DG: But the thing is, I think it’s Winogrand who said, “Sometimes the hardest thing to photograph is the thing that looks most dramatic.” To make a picture of it that’s as dramatic as it is is really difficult. I’m startled by how I was able to take pictures of things that look dramatic. This time, my pictures looked as interesting as it was.
Were you aware at the time that you were capturing something in amber?
DG: I didn’t understand at that age what time was. At 22, I didn’t think I was going to live to see 1984. I went back in 1986, or ‘85, with my wife and I wanted to show her where I took the pictures. I was looking for the people in my pictures and they were gone. I was so naive. It hits me. They got older and died. Or things happened. The place was run down completely … the Scarface era. It occurred to me that this will be a great thing to show to people that I got inside this little world. If photography taught me anything it’s that things disappear.

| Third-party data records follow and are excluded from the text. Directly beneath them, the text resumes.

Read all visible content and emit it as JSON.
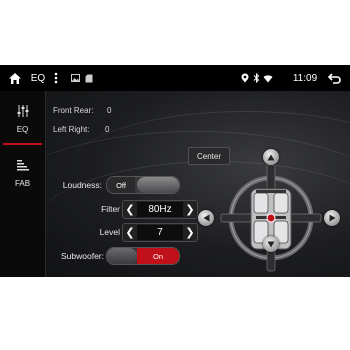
{
  "status_bar": {
    "title": "EQ",
    "time": "11:09",
    "icons": [
      "home-icon",
      "more-vert-icon",
      "image-icon",
      "sd-card-icon",
      "location-icon",
      "bluetooth-icon",
      "wifi-icon",
      "back-icon"
    ]
  },
  "sidebar": {
    "tabs": [
      {
        "label": "EQ",
        "icon": "equalizer-icon",
        "active": true
      },
      {
        "label": "FAB",
        "icon": "fader-balance-icon",
        "active": false
      }
    ]
  },
  "readouts": {
    "front_rear_label": "Front Rear:",
    "front_rear_value": "0",
    "left_right_label": "Left Right:",
    "left_right_value": "0"
  },
  "center_button": "Center",
  "controls": {
    "loudness": {
      "label": "Loudness:",
      "state": "Off"
    },
    "filter": {
      "label": "Filter",
      "value": "80Hz"
    },
    "level": {
      "label": "Level",
      "value": "7"
    },
    "subwoofer": {
      "label": "Subwoofer:",
      "state": "On"
    }
  },
  "colors": {
    "accent": "#c0101a",
    "background": "#141517",
    "status_bar": "#000000"
  }
}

Kitsch isn’t the right word, but the subjects in your photographs display this dazzling array of wild, garish fabric patterns—geometric, floral, animal print, all kinds of stuff—and this riot of outlandish sunglasses.
DG: Crazy time period, fashion-wise, etc. The retirees’ outfits were similar to what my grandmother and her sisters were wearing. They were weird-looking to me. Why was my 70-year-old grandmother dressing up in these crazy prints? But that was what they dressed up in. Not just my grandmother, they’re all wearing them.

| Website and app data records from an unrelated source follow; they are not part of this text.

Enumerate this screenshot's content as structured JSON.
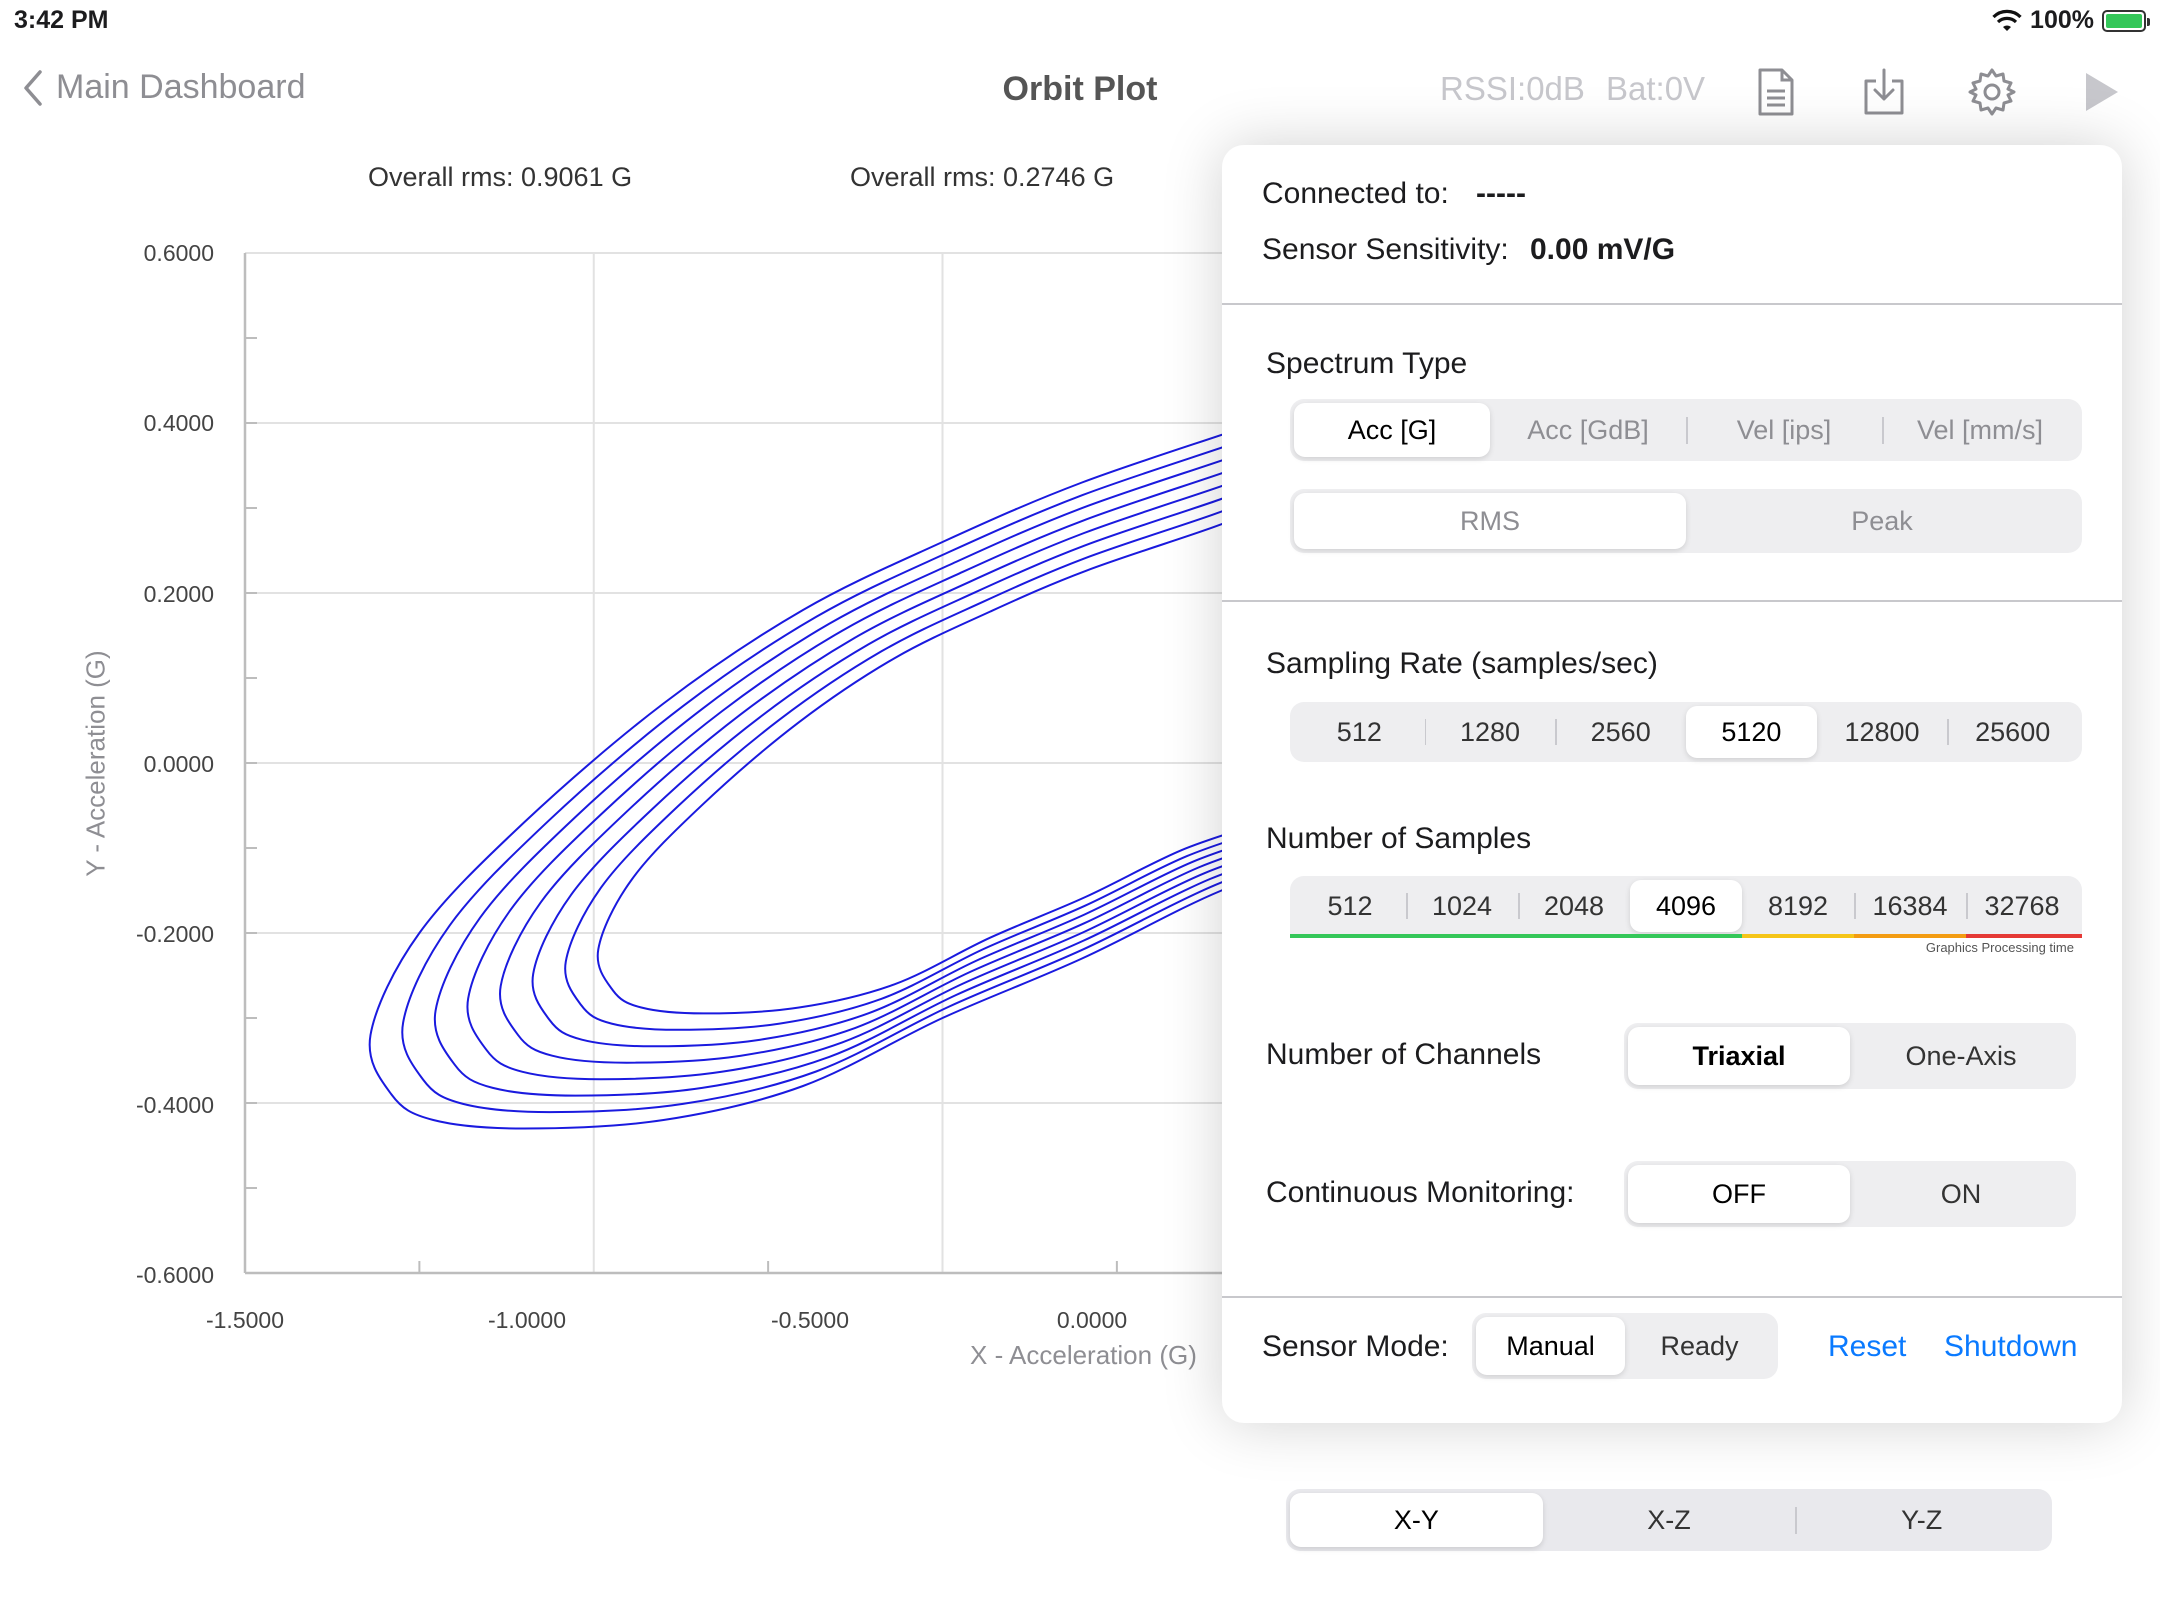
{
  "status_bar": {
    "time": "3:42 PM",
    "battery_text": "100%",
    "battery_level": 1.0
  },
  "nav": {
    "back_label": "Main Dashboard",
    "title": "Orbit Plot",
    "rssi": "RSSI:0dB",
    "bat": "Bat:0V",
    "icons": [
      "chevron-left-icon",
      "document-icon",
      "download-icon",
      "gear-icon",
      "play-icon"
    ]
  },
  "chart_header": {
    "rms_left": "Overall rms: 0.9061 G",
    "rms_right": "Overall rms: 0.2746 G"
  },
  "chart_data": {
    "type": "line",
    "xlabel": "X - Acceleration (G)",
    "ylabel": "Y - Acceleration (G)",
    "x_ticks": [
      "-1.5000",
      "-1.0000",
      "-0.5000",
      "0.0000"
    ],
    "y_ticks": [
      "0.6000",
      "0.4000",
      "0.2000",
      "0.0000",
      "-0.2000",
      "-0.4000",
      "-0.6000"
    ],
    "xlim": [
      -1.5,
      0.0
    ],
    "ylim": [
      -0.6,
      0.6
    ],
    "grid": true,
    "series_color": "#1a1adf",
    "orbit_loops": 8,
    "upper_branch": [
      [
        -1.32,
        -0.32
      ],
      [
        -1.25,
        -0.2
      ],
      [
        -1.1,
        -0.07
      ],
      [
        -0.9,
        0.07
      ],
      [
        -0.7,
        0.18
      ],
      [
        -0.5,
        0.26
      ],
      [
        -0.3,
        0.33
      ],
      [
        -0.05,
        0.4
      ],
      [
        0.08,
        0.44
      ]
    ],
    "lower_branch": [
      [
        -1.32,
        -0.32
      ],
      [
        -1.29,
        -0.39
      ],
      [
        -1.23,
        -0.42
      ],
      [
        -1.1,
        -0.43
      ],
      [
        -0.9,
        -0.42
      ],
      [
        -0.7,
        -0.38
      ],
      [
        -0.5,
        -0.3
      ],
      [
        -0.3,
        -0.23
      ],
      [
        -0.1,
        -0.15
      ],
      [
        0.08,
        -0.1
      ]
    ]
  },
  "popover": {
    "connected_label": "Connected to:",
    "connected_value": "-----",
    "sensitivity_label": "Sensor Sensitivity:",
    "sensitivity_value": "0.00 mV/G",
    "spectrum_title": "Spectrum Type",
    "spectrum_options": [
      "Acc [G]",
      "Acc [GdB]",
      "Vel [ips]",
      "Vel [mm/s]"
    ],
    "spectrum_selected": 0,
    "measure_options": [
      "RMS",
      "Peak"
    ],
    "measure_selected": 0,
    "sampling_title": "Sampling Rate (samples/sec)",
    "sampling_options": [
      "512",
      "1280",
      "2560",
      "5120",
      "12800",
      "25600"
    ],
    "sampling_selected": 3,
    "samples_title": "Number of Samples",
    "samples_options": [
      "512",
      "1024",
      "2048",
      "4096",
      "8192",
      "16384",
      "32768"
    ],
    "samples_selected": 3,
    "graphics_note": "Graphics Processing time",
    "indicator_colors": [
      "#34c759",
      "#f5c518",
      "#f39c12",
      "#e53935"
    ],
    "channels_title": "Number of Channels",
    "channels_options": [
      "Triaxial",
      "One-Axis"
    ],
    "channels_selected": 0,
    "monitoring_title": "Continuous Monitoring:",
    "monitoring_options": [
      "OFF",
      "ON"
    ],
    "monitoring_selected": 0,
    "mode_title": "Sensor Mode:",
    "mode_options": [
      "Manual",
      "Ready"
    ],
    "mode_selected": 0,
    "reset_label": "Reset",
    "shutdown_label": "Shutdown",
    "accent": "#0a7aff"
  },
  "plane_selector": {
    "options": [
      "X-Y",
      "X-Z",
      "Y-Z"
    ],
    "selected": 0
  }
}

Why do you think the leopard-print taste of the retirees isn’t too different from the punk rockers you documented a few years later?
DG: It’s a combo of things. These people really dressed up to go to the beach. They got their hair done. They had their perfect bathing suit. They were ready for their close-up. When I went into the punk scene … a lot of people were going down to Union Square to these clothing shops that were selling clothing from the ’60s. Somebody like Blondie (Deborah Harry) would go looking for the look that the lady had on the cover of the book. We’d all seen those people. [Legendary St. Marks Place shop owners] Tish and Snooky from Manic Panic they look like the ladies in these pictures. When you take old peoples’ clothes and put them on young people sometimes they look pretty good, especially when the old people are wearing wacky fashions.

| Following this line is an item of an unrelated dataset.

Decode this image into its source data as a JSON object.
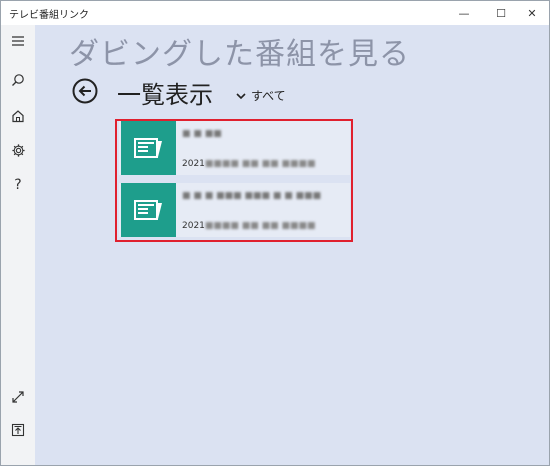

You’ve been back and forth to Florida a lot over the years. What’s your favorite story about your travels here?
DG: There are favorite spots and then there’s affordable spots. I found the Century Motel five or six years ago. It’s kind of tiny and things are encroaching on it. It’s still there. Years ago, when I went in the ’80s and ’90s to Miami Beach, my favorite was the Cardozo. My wife and I went down. We drove down 95, which was a fun trip. St. Augustine was great. There were some crazy museums. The Museum of American Tragedy. Basically, some guy’s backyard with trailers full of stuff. The ambulance that took Kennedy to the hospital after he was shot. It was a weird place. Along with Ponce de Leon, the Fountain of Youth. There’s always crazy stuff to photograph in Florida. And we did that whole trip down 95. We got a discount coupon booklet that got us cheap tickets for the Cardozo Hotel. This is in ’92. When I’d gone in ’86, I discovered Elmore Leonard and got the book La Brava. It’s about a photographer who photographs the aging retirees on South Beach. I went, “That’s crazy. That’s what I do.” It turned that photographer’s life into a mystery novel. And the story takes place in the Cardozo Hotel. What also takes place is they’re filming Hole in the Head, the Frank Sinatra movie in the 1950s. So my wife and I stay in the Cardozo Hotel for a week, for no more than 50 bucks a night—Gloria Estefan hadn’t bought it yet—I could have my fantasy of being in the hotel that had been written about in La Brava, and then I rented Hole in the Head from Blockbuster in Miami Beach. We watched the movie in the hotel it was filmed in. So that was my favorite trip to Florida.